Records to use.

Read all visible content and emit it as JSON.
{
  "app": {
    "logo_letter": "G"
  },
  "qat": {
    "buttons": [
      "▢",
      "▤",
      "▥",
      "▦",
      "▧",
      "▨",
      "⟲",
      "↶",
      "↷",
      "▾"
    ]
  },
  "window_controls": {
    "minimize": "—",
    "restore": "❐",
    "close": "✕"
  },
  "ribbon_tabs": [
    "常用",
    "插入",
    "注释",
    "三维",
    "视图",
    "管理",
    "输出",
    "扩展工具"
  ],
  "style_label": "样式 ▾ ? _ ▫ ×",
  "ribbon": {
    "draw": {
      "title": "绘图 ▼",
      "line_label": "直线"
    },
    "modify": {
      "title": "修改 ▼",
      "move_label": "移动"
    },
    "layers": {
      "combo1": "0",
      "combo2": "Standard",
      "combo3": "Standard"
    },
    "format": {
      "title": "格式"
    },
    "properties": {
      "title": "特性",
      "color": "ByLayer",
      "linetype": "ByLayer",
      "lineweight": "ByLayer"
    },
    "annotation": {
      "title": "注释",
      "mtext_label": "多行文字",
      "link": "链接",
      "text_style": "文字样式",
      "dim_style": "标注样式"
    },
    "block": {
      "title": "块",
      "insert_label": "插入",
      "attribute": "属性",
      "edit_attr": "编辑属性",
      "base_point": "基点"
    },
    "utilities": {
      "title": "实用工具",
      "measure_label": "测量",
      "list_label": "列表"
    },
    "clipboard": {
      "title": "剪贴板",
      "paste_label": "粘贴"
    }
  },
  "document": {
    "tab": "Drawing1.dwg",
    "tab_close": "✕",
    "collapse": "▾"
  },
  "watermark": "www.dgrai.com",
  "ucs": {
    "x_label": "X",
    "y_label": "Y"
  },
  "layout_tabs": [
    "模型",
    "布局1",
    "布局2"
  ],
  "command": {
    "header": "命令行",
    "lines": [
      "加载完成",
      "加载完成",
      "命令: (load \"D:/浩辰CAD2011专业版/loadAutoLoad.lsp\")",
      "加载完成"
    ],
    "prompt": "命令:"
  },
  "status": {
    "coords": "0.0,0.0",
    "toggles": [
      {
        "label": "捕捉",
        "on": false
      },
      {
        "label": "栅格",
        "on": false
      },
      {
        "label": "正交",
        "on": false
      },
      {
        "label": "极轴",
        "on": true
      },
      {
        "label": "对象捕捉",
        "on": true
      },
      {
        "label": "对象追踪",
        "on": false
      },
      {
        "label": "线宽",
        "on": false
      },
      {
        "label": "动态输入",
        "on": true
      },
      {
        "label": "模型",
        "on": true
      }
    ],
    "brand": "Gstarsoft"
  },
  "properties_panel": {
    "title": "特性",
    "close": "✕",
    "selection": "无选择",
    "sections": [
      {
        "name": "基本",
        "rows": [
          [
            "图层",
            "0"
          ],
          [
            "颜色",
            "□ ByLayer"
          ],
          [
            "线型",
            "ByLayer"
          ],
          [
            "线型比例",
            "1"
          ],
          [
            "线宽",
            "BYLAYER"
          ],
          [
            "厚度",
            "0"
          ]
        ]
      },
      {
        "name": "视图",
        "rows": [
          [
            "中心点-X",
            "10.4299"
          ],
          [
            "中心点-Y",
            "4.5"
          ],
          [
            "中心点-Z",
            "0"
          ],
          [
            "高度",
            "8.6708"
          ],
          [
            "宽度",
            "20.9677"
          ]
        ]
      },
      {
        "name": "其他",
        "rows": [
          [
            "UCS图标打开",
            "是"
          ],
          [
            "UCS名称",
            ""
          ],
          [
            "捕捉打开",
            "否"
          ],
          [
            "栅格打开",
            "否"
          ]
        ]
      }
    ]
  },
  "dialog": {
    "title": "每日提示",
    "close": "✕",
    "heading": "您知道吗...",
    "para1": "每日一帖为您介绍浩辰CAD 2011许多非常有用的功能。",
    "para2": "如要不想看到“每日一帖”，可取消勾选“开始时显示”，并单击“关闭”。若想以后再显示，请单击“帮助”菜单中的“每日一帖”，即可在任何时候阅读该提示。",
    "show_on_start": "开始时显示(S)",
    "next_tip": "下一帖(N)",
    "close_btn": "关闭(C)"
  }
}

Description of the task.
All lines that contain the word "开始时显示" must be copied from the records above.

Answer area.
    "para2": "如要不想看到“每日一帖”，可取消勾选“开始时显示”，并单击“关闭”。若想以后再显示，请单击“帮助”菜单中的“每日一帖”，即可在任何时候阅读该提示。",
    "show_on_start": "开始时显示(S)",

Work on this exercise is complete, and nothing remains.